=== The task ===
In the lines below, find the one that contains "Extract the structured" and write it out exactly, along with every line that follows it.

◇ ◇ ◇ ◇ ◇

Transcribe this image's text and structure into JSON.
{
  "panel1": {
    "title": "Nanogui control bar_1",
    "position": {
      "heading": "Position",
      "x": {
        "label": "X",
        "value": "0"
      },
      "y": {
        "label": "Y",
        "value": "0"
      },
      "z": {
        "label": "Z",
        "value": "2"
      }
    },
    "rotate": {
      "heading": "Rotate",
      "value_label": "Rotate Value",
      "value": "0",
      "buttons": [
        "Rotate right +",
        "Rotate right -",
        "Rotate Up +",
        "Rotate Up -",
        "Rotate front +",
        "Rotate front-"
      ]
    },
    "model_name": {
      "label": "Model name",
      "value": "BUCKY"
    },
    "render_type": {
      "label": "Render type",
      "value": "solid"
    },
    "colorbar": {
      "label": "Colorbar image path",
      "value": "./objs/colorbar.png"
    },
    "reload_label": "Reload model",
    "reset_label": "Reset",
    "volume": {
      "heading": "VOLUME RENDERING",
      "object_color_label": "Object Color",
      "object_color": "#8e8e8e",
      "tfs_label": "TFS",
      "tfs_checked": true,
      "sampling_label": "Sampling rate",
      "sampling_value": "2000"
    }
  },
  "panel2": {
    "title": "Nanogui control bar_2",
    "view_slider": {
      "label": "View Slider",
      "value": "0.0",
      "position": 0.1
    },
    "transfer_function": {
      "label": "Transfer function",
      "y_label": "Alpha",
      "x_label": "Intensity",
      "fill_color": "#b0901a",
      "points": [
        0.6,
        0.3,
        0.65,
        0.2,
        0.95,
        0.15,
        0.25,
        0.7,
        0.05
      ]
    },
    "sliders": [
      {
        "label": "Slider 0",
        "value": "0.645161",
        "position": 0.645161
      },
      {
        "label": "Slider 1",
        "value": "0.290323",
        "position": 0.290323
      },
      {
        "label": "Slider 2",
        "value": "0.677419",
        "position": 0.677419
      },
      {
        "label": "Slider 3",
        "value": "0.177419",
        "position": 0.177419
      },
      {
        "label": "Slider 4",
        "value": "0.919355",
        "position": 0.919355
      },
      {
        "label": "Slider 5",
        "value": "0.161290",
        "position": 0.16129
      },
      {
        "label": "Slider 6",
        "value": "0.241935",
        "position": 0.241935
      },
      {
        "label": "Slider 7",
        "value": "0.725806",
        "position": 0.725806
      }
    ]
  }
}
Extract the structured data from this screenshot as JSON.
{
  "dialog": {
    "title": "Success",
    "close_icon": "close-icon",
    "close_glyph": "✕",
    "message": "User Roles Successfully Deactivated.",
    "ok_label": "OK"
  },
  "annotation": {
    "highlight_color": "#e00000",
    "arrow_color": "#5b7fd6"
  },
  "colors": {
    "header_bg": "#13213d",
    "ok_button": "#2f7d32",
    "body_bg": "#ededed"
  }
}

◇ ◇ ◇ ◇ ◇

=== Solution to the exercise ===
Extract the structured data from this screenshot as JSON.
{
  "dialog": {
    "title": "Success",
    "close_icon": "close-icon",
    "close_glyph": "✕",
    "message": "User Roles Successfully Deactivated.",
    "ok_label": "OK"
  },
  "annotation": {
    "highlight_color": "#e00000",
    "arrow_color": "#5b7fd6"
  },
  "colors": {
    "header_bg": "#13213d",
    "ok_button": "#2f7d32",
    "body_bg": "#ededed"
  }
}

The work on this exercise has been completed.